However, it’s far from a warts-and-all biopic, since while we know we’ll inevitably be informed of the fact and the when about the man’s death, but we’re spared the details that this happened while sat on the toilet. Plus, although he was very much anti-drugs, prescription drugs do play a part in his life – as I mentioned earlier – but this is also brought up only when necessary, so basically, don’t concentrate on this film too deeply, just let it wash over you.

If there is another problem with this, then while it’s a spectacle, it does rather go on, feeling like an overlong miniseries all in one go. That said, they could tighten up some of the more rambling sections with Tom Parker, and expand more on other aspects of Elvis’ life that they’ve glossed over.

Some people might also find it odd that there’s more recent music thrown in to punctuate certain scenes, such as Backstreet BoysBackstreet’s Back, and Let It All Hang Out by Denzel Curry feat. PlayThatBoiZay.

Additionally, Zac Efron turns up in a sizeable role late on in the film, but I can’t see him listed in the credits so I presume he must be uncredited. And as there’s so many people in the cast, I can’t remember who he played, but I’ll list him below when I find out.

Oh, and the late ’60s Elvis looks more like Vic Reeves, circa 1991!
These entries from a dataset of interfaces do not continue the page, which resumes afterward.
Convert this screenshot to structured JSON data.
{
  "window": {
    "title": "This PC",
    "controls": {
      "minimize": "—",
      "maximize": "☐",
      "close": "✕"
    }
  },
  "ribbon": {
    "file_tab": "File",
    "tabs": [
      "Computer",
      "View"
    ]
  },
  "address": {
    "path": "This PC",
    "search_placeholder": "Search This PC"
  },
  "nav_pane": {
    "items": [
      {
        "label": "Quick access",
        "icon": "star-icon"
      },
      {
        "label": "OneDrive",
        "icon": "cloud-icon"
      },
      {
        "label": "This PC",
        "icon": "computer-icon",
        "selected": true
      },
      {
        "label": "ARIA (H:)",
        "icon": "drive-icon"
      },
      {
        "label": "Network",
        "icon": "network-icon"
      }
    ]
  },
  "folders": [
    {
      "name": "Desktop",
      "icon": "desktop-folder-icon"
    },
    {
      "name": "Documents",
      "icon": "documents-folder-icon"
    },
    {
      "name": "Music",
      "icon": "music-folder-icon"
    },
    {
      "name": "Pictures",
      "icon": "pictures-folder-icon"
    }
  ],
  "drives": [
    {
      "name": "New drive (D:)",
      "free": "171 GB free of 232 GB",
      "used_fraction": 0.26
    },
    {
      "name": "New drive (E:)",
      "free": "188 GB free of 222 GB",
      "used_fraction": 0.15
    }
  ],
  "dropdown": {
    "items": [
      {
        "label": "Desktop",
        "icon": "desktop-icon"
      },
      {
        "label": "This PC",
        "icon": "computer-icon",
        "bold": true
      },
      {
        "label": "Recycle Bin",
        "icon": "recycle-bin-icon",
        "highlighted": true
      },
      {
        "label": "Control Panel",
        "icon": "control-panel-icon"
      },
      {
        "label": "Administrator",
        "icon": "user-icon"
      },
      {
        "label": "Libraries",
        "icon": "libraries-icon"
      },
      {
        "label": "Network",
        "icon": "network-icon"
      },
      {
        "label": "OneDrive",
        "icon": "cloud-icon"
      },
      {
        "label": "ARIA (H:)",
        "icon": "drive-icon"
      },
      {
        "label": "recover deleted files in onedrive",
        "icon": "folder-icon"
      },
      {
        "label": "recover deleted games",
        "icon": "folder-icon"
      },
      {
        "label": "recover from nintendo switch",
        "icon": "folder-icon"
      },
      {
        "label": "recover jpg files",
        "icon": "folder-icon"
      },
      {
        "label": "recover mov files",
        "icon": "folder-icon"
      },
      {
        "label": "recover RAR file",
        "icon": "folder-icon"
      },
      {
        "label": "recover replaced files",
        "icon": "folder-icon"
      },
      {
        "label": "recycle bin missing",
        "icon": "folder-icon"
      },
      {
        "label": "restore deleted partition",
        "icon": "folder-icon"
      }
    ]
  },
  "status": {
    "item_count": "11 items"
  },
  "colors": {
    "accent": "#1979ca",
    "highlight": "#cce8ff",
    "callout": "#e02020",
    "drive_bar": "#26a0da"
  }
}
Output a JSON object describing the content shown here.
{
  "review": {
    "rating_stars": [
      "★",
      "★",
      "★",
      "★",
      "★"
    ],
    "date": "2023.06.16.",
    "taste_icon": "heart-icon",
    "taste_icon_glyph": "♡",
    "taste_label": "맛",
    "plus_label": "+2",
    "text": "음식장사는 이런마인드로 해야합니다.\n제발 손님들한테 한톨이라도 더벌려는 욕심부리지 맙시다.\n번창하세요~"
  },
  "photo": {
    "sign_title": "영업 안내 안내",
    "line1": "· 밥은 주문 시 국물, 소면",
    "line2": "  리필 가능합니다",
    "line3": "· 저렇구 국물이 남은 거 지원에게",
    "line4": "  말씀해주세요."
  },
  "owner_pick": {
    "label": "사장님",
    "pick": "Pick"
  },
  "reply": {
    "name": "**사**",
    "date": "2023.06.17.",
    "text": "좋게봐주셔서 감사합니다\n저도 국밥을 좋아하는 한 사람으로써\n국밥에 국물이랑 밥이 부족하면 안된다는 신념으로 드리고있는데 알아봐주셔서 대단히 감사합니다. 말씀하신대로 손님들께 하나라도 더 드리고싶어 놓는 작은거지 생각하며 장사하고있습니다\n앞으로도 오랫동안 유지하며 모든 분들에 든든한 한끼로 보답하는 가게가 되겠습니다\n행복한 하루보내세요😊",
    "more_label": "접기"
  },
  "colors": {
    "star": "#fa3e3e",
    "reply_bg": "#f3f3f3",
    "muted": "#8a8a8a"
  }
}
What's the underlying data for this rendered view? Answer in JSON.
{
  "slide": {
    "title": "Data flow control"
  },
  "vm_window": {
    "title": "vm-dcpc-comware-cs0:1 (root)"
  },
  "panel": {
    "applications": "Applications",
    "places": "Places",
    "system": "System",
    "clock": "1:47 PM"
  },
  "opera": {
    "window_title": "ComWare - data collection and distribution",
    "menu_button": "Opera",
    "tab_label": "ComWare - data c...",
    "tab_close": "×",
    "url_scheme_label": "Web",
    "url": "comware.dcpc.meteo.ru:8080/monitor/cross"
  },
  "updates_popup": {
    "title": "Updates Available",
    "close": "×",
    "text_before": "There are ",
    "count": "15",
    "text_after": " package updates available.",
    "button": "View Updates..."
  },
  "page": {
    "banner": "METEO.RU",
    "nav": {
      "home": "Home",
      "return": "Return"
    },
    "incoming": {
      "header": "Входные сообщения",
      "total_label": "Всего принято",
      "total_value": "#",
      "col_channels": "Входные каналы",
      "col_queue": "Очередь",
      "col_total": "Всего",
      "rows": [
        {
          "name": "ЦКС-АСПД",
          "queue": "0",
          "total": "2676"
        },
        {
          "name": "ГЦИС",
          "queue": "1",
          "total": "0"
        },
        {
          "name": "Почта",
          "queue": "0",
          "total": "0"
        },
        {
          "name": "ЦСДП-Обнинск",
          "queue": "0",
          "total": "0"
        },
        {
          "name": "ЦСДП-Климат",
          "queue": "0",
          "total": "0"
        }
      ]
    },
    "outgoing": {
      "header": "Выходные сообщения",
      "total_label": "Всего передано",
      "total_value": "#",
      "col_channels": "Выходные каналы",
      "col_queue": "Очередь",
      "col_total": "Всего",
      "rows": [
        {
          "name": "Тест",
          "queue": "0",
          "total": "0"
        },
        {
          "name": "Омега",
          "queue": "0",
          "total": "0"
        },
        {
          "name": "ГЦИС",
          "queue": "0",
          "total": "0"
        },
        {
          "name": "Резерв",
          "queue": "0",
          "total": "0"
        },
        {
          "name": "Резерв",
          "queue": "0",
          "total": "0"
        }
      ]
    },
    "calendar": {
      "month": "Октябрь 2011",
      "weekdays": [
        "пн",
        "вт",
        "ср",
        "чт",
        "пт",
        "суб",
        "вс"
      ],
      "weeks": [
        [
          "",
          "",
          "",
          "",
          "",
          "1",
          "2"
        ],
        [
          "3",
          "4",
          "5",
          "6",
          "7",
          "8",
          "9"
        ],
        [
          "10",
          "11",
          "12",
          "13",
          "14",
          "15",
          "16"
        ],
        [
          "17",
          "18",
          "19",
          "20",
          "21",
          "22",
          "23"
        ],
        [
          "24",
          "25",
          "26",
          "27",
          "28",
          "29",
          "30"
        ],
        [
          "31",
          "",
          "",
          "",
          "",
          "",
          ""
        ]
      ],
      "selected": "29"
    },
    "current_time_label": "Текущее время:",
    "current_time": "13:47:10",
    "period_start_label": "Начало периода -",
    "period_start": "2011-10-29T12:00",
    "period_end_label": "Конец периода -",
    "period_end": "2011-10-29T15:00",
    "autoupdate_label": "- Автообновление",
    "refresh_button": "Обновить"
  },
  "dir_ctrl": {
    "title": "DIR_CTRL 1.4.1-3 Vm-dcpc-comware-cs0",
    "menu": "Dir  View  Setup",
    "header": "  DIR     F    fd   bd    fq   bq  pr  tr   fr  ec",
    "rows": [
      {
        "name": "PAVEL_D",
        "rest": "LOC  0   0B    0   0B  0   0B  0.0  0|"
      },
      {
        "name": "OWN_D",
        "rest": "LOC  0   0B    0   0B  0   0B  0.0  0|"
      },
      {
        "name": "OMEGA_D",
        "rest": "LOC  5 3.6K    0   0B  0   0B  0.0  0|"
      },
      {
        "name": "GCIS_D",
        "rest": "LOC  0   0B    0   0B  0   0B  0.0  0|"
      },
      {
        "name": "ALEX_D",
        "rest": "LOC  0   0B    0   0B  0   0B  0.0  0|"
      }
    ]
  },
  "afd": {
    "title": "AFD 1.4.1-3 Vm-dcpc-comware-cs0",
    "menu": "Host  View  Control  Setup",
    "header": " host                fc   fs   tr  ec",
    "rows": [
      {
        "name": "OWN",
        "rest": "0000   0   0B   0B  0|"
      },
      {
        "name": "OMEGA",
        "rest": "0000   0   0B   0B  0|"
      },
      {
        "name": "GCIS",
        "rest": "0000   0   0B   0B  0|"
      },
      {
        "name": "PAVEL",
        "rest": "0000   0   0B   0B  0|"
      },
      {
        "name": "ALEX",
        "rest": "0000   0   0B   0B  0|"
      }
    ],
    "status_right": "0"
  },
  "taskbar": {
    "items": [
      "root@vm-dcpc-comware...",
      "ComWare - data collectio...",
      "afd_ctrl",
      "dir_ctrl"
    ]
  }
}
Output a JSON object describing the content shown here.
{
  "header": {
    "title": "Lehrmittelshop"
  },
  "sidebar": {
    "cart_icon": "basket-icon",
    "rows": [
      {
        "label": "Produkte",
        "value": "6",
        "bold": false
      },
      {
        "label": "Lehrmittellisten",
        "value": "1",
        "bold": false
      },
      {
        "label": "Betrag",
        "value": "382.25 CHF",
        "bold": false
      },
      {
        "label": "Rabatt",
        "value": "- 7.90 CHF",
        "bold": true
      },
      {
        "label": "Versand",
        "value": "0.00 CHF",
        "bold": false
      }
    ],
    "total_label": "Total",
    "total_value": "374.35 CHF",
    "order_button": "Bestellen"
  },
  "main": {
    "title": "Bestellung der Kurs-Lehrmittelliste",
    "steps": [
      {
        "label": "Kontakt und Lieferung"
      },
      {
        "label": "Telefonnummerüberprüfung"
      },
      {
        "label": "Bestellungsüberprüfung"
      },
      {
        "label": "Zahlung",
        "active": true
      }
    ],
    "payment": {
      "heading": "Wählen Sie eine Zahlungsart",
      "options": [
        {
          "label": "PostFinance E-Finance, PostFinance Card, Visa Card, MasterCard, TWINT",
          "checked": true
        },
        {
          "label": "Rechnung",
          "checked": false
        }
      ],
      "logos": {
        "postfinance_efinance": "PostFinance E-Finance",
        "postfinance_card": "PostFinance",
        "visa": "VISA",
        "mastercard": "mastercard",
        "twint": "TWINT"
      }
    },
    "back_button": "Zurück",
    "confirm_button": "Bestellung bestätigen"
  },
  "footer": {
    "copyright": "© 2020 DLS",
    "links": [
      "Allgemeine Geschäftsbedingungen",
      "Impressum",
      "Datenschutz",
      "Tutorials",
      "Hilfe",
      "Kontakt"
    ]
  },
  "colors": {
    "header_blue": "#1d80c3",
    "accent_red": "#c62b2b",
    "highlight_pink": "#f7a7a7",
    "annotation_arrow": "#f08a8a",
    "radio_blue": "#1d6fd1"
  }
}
Elvis is in cinemas now, and is available to pre-order on 4K Blu-ray Limited Edition Steelbook, 4K Blu-ray, Blu-ray, and DVD.

Elvis – Official Trailer #2 – Warner Bros

Detailed specs:

Running time: 159 minutes
Release date: June 24th 2022
Studio: Warner Bros
Format: 2.39:1 (ARRIRAW (6.5K) (4.5K), Anamorphic Panavision)
Rating: 6.5/10

Director: Baz Luhrmann
Producers: Gail Berman, Baz Luhrmann, Catherine Martin, Patrick McCormick, Schuyler Weiss
Screenplay: Baz Luhrmann, Sam Bromell, Craig Pearce, Jeremy Doner
Music: Elliott Wheeler

Elvis Presley: Austin Butler
Colonel Tom Parker: Tom Hanks
Priscilla Presley: Olivia DeJonge
Gladys Presley: Helen Thomson
Vernon Presley: Richard Roxburgh
BB King: Kelvin Harrison Jr
Hank Snow: David Wenham
Jimmie Rodgers Snow: Kodi Smit-McPhee
Jerry Schilling: Luke Bracey
Steve Binder: Dacre Montgomery
Tom Diskin: Leon Ford
Arthur ‘Big Boy’ Crudup: Gary Clark Jr
Sister Rosetta Tharpe: Yola
Dixie Locke: Natasha Bassett
Scotty Moore: Xavier Samuel
Bill Black: Adam Dunn
Little Richard: Alton Mason
Big Mama Thornton / Pentecostal Singer: Shonka Dukureh
Charlie Hodge: David Gannon
Pentecostal Pastor / Pentecostal Singer: Shannon Sanders
Billy Smith: Charles Grounds
Sam Phillips: Josh McConville
Marion Keisker: Kate Mulvany
Bones Howe: Gareth Davies
Young Elvis: Chaydon Jay